*Task directions*:
The records follow. Count the lines holding "JSON" and give only the number.

*Information supplied*:
((

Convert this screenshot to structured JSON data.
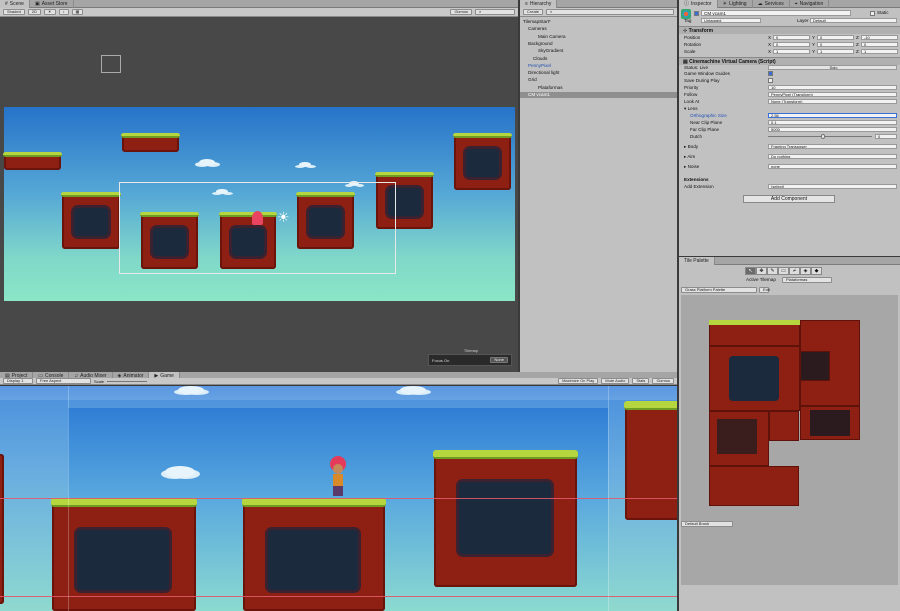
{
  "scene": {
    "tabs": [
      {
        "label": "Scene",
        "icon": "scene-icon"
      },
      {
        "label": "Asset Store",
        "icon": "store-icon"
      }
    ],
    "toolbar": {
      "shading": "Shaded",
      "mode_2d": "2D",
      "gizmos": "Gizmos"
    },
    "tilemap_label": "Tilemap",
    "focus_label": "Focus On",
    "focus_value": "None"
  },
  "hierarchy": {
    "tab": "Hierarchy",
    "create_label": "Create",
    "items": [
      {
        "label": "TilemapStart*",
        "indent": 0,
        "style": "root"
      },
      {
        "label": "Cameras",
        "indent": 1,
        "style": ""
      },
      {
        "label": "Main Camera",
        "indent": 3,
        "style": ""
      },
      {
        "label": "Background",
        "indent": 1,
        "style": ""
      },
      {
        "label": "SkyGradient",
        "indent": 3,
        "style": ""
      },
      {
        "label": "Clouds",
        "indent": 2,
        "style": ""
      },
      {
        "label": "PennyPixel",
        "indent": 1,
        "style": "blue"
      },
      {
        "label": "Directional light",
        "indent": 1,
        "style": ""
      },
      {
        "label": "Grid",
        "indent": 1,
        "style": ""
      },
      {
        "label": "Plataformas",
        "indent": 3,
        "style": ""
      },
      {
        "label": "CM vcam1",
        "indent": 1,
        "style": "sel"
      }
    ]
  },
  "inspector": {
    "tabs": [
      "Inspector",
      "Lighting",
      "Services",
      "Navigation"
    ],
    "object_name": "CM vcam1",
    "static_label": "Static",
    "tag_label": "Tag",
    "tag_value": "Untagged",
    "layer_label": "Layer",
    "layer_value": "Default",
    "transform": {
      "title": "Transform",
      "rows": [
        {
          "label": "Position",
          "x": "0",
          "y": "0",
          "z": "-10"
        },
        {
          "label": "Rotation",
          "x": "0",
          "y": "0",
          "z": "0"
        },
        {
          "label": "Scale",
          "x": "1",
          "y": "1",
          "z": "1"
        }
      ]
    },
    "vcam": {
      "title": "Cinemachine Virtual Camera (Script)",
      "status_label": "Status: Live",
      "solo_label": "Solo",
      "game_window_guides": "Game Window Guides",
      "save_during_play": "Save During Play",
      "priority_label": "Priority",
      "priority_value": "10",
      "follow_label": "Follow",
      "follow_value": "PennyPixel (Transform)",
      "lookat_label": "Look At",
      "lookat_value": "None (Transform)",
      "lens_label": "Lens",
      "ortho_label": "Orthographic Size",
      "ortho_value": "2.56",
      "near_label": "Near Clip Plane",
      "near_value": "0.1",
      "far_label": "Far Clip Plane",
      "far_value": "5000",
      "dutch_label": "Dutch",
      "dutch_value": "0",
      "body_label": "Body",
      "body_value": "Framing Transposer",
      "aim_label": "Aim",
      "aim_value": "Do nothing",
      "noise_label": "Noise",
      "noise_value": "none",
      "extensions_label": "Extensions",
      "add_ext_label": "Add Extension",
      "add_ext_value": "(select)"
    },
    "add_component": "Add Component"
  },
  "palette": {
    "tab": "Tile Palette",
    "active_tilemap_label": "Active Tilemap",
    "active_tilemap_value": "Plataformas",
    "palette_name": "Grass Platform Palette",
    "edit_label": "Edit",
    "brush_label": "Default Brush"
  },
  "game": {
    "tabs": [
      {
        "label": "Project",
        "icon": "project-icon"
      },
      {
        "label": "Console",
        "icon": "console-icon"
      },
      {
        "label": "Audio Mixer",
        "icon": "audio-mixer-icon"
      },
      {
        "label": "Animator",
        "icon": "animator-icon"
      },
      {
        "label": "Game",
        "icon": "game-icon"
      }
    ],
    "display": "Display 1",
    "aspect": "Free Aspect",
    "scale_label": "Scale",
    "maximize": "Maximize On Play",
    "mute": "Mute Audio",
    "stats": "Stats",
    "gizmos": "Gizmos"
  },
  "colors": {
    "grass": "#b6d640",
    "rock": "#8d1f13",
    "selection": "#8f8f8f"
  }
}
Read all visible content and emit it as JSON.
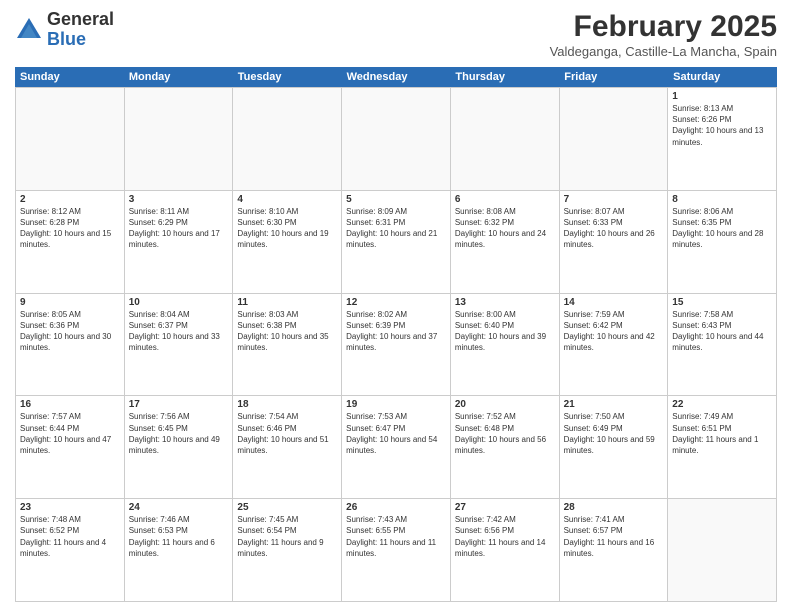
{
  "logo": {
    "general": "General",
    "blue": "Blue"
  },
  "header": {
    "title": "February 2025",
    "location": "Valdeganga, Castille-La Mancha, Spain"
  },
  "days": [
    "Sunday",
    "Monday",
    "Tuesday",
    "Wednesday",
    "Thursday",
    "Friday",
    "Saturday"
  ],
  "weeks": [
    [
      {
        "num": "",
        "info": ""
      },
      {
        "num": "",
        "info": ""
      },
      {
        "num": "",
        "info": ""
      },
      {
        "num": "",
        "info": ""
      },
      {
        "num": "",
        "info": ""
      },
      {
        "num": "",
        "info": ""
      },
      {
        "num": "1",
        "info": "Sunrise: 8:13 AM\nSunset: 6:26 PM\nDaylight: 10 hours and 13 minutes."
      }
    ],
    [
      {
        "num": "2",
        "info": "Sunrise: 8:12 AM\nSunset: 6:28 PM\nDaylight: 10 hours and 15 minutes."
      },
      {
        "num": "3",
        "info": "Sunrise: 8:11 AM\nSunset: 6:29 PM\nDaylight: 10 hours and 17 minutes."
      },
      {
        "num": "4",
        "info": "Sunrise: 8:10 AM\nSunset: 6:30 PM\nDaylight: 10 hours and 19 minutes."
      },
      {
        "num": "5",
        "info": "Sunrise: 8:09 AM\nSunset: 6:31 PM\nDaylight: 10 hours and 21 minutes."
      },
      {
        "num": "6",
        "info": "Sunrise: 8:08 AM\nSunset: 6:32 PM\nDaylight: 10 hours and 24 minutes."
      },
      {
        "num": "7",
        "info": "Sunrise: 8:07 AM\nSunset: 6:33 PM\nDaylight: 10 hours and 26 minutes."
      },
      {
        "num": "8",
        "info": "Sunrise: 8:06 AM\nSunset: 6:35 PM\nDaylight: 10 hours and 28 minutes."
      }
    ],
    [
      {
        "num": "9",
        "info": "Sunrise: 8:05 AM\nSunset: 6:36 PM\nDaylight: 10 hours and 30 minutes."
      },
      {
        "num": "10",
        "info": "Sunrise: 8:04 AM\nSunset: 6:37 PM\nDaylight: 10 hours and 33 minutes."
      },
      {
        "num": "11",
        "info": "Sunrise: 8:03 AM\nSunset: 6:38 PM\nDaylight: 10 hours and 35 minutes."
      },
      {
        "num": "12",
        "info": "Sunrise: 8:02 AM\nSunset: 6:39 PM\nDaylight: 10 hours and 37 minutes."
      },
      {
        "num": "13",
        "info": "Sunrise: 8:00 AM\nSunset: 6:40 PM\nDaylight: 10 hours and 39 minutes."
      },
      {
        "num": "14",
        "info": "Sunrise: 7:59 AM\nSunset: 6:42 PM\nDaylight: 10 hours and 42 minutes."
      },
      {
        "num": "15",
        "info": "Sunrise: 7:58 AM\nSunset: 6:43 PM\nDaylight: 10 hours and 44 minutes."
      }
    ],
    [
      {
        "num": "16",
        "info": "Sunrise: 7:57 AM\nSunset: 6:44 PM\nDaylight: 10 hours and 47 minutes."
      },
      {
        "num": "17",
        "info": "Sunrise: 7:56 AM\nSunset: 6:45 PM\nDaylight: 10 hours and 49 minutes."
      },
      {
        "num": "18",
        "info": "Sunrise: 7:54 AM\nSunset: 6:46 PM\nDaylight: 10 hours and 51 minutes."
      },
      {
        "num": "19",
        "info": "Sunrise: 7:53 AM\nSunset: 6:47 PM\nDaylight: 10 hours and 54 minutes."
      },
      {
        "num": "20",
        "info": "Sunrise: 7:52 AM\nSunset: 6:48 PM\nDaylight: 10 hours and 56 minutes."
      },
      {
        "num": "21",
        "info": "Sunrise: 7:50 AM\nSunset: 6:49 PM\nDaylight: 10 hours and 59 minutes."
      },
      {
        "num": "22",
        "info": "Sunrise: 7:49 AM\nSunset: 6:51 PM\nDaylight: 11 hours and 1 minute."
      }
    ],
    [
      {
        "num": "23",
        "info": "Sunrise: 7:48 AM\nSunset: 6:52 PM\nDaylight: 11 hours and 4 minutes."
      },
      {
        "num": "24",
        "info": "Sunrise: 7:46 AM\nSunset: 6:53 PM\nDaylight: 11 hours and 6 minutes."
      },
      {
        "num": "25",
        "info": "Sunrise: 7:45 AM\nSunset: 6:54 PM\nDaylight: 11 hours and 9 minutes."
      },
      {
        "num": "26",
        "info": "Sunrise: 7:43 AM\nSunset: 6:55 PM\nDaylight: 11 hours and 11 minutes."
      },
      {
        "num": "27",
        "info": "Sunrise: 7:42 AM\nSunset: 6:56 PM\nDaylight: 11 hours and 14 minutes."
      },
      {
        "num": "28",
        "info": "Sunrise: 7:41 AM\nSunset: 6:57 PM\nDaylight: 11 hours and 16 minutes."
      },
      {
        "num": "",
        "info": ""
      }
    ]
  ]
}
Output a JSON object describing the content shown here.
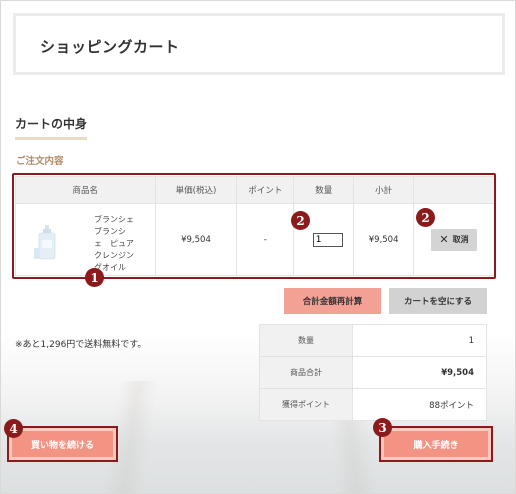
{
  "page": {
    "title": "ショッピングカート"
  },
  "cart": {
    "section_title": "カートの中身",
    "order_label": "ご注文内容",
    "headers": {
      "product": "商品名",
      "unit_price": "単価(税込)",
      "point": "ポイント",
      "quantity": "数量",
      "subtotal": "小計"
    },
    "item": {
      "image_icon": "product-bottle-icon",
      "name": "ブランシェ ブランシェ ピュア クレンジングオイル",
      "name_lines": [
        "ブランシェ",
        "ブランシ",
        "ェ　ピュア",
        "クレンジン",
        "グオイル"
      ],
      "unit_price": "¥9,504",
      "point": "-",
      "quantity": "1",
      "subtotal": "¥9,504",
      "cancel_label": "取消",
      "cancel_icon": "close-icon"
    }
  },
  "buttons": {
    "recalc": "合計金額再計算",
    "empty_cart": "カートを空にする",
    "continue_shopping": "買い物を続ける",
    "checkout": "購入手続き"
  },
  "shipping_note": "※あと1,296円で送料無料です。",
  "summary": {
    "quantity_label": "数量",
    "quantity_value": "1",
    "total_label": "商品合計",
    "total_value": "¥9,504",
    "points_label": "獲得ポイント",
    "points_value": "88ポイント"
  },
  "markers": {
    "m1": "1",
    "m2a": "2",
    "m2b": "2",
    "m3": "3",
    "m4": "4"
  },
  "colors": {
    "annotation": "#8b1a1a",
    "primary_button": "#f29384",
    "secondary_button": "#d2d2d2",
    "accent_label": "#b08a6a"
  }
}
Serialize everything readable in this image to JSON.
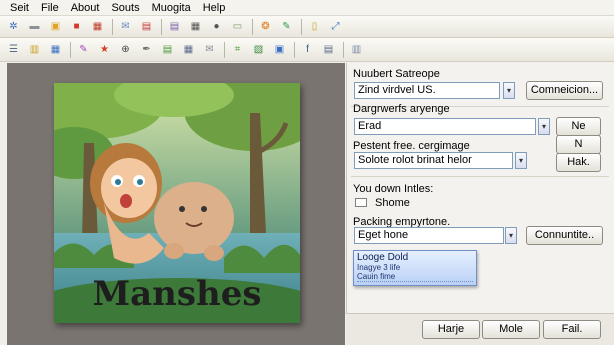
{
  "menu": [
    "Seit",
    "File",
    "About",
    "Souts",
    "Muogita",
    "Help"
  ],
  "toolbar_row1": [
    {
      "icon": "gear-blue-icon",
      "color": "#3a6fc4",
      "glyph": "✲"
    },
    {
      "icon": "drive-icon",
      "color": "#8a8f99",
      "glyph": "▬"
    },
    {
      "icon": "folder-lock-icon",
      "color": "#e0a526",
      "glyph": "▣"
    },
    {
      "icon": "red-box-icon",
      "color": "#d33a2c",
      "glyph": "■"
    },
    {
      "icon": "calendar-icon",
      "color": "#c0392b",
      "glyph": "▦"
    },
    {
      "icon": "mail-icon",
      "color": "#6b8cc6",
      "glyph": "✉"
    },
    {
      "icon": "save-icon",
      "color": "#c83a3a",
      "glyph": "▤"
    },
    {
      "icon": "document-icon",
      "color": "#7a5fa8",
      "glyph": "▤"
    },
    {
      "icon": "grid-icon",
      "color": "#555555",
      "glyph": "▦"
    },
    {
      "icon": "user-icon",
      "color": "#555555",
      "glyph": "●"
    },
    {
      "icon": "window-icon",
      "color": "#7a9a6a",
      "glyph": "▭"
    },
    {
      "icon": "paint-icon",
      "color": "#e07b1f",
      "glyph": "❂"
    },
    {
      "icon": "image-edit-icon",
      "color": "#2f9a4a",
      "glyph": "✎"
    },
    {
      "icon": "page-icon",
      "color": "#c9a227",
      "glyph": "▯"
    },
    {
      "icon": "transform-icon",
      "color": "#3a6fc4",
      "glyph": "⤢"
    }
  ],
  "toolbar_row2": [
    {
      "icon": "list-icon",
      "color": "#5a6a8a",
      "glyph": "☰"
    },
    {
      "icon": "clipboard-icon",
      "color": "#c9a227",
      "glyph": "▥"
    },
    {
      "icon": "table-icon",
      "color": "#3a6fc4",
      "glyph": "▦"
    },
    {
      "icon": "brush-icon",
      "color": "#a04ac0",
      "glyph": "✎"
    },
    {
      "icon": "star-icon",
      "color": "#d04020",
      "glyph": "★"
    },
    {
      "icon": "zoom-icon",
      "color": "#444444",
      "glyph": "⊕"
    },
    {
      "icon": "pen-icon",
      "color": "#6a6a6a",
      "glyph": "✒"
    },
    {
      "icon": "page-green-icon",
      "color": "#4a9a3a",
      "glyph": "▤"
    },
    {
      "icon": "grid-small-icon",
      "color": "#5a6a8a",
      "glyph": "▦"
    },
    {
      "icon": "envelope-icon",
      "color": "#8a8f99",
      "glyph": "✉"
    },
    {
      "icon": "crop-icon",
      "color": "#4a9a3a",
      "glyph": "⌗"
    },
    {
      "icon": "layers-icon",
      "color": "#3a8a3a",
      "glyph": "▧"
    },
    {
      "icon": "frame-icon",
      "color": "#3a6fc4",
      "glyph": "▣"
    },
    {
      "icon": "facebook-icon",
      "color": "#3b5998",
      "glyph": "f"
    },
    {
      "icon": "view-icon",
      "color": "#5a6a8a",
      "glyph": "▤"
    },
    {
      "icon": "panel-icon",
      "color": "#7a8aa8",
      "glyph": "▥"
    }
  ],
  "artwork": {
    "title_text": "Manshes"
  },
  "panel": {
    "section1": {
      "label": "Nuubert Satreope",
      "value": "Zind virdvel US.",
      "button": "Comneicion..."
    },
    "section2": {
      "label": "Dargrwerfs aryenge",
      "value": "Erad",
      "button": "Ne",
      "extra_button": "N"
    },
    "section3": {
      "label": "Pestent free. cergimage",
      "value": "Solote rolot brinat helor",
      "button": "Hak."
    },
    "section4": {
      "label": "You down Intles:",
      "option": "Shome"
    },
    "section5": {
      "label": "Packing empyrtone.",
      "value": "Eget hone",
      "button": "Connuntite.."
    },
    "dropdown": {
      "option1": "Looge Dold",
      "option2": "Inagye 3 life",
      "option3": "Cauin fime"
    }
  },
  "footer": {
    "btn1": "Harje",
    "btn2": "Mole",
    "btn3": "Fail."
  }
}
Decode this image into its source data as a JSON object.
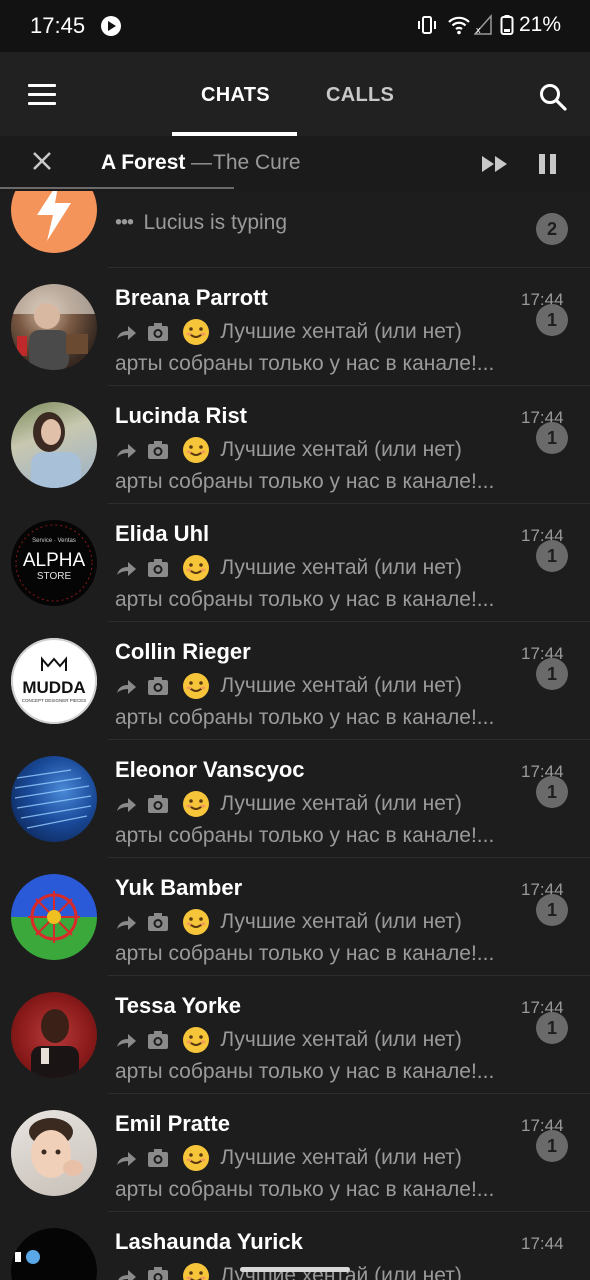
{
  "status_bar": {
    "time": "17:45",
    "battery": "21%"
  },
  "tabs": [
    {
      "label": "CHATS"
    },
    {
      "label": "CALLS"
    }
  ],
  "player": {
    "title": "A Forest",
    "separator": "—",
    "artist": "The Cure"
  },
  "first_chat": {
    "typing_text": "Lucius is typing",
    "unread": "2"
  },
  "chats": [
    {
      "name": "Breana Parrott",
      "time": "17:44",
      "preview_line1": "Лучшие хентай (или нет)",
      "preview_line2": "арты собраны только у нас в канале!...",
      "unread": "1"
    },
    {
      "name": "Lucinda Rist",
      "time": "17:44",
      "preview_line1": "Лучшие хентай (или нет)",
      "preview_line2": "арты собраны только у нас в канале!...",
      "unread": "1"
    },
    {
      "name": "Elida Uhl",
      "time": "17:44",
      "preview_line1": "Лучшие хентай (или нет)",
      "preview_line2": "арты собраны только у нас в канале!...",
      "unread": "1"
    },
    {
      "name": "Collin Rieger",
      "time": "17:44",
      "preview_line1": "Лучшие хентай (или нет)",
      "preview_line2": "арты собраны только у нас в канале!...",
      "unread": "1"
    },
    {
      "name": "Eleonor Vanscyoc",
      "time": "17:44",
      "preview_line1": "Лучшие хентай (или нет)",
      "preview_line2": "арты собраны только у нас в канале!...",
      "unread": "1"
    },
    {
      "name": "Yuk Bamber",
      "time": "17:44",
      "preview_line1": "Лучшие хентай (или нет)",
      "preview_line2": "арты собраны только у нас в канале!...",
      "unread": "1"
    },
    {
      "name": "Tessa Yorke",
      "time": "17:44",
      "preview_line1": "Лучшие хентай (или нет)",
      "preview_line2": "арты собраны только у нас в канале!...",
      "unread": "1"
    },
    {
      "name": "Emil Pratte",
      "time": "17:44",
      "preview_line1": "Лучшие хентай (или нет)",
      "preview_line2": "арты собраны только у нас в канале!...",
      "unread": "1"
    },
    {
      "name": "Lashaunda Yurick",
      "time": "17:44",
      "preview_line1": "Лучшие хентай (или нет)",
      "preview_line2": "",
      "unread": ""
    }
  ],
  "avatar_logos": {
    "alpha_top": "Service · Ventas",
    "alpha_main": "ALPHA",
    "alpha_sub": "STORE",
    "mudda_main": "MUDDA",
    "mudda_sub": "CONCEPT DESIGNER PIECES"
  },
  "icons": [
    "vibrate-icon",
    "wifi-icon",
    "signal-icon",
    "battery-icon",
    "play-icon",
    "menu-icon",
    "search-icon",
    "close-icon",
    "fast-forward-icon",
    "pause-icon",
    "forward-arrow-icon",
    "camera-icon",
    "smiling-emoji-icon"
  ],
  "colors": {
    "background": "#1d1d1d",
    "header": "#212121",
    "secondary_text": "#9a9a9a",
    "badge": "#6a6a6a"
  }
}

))

*Exercise response*:
5